#### Your objective
All of the entries below need to be repeated exactly.

· · · · ·

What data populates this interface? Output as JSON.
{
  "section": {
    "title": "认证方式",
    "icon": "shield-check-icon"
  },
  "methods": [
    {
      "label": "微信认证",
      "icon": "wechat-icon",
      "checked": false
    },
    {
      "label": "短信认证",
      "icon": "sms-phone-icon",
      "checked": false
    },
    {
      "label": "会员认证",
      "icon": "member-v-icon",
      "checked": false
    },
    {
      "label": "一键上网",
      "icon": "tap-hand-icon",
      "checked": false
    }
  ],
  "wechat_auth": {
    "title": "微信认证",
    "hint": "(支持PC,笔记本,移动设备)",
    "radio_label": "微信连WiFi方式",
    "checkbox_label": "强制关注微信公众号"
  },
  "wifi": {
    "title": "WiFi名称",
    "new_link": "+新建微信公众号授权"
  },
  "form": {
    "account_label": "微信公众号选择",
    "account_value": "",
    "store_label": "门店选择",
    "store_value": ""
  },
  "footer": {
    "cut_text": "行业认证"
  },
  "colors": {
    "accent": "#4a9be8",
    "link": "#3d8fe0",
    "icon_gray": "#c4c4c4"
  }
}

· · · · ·

#### Finished task
What data populates this interface? Output as JSON.
{
  "section": {
    "title": "认证方式",
    "icon": "shield-check-icon"
  },
  "methods": [
    {
      "label": "微信认证",
      "icon": "wechat-icon",
      "checked": false
    },
    {
      "label": "短信认证",
      "icon": "sms-phone-icon",
      "checked": false
    },
    {
      "label": "会员认证",
      "icon": "member-v-icon",
      "checked": false
    },
    {
      "label": "一键上网",
      "icon": "tap-hand-icon",
      "checked": false
    }
  ],
  "wechat_auth": {
    "title": "微信认证",
    "hint": "(支持PC,笔记本,移动设备)",
    "radio_label": "微信连WiFi方式",
    "checkbox_label": "强制关注微信公众号"
  },
  "wifi": {
    "title": "WiFi名称",
    "new_link": "+新建微信公众号授权"
  },
  "form": {
    "account_label": "微信公众号选择",
    "account_value": "",
    "store_label": "门店选择",
    "store_value": ""
  },
  "footer": {
    "cut_text": "行业认证"
  },
  "colors": {
    "accent": "#4a9be8",
    "link": "#3d8fe0",
    "icon_gray": "#c4c4c4"
  }
}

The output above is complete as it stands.